◆ **PROBLEM TO SOLVE**
With all images omitted, write out the records word for word.

◆ **Stored data entries**

---*---

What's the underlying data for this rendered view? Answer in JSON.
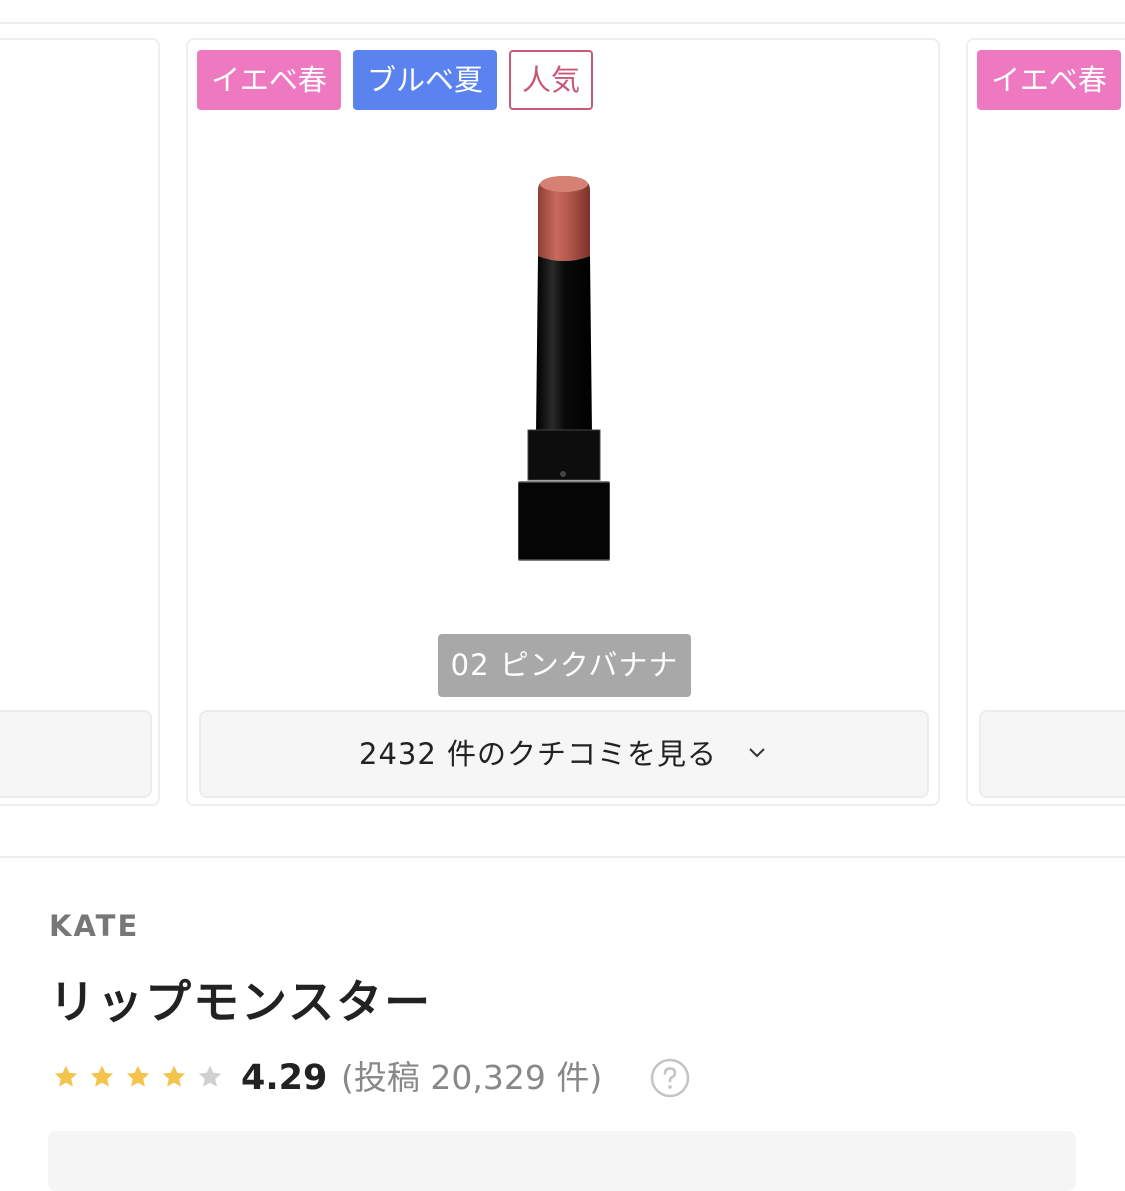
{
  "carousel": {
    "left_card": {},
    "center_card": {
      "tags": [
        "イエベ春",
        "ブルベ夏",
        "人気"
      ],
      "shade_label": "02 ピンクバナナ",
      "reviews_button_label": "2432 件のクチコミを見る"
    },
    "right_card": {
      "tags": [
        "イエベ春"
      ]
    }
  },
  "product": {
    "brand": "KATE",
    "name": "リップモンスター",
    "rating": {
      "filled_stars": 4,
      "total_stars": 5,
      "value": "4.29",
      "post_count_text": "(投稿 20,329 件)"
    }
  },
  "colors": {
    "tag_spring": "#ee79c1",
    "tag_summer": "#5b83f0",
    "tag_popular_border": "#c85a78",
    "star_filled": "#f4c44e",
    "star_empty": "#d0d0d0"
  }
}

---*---

◆ **RESULT OF THIS EXERCISE**
What's the underlying data for this rendered view? Answer in JSON.
{
  "carousel": {
    "left_card": {},
    "center_card": {
      "tags": [
        "イエベ春",
        "ブルベ夏",
        "人気"
      ],
      "shade_label": "02 ピンクバナナ",
      "reviews_button_label": "2432 件のクチコミを見る"
    },
    "right_card": {
      "tags": [
        "イエベ春"
      ]
    }
  },
  "product": {
    "brand": "KATE",
    "name": "リップモンスター",
    "rating": {
      "filled_stars": 4,
      "total_stars": 5,
      "value": "4.29",
      "post_count_text": "(投稿 20,329 件)"
    }
  },
  "colors": {
    "tag_spring": "#ee79c1",
    "tag_summer": "#5b83f0",
    "tag_popular_border": "#c85a78",
    "star_filled": "#f4c44e",
    "star_empty": "#d0d0d0"
  }
}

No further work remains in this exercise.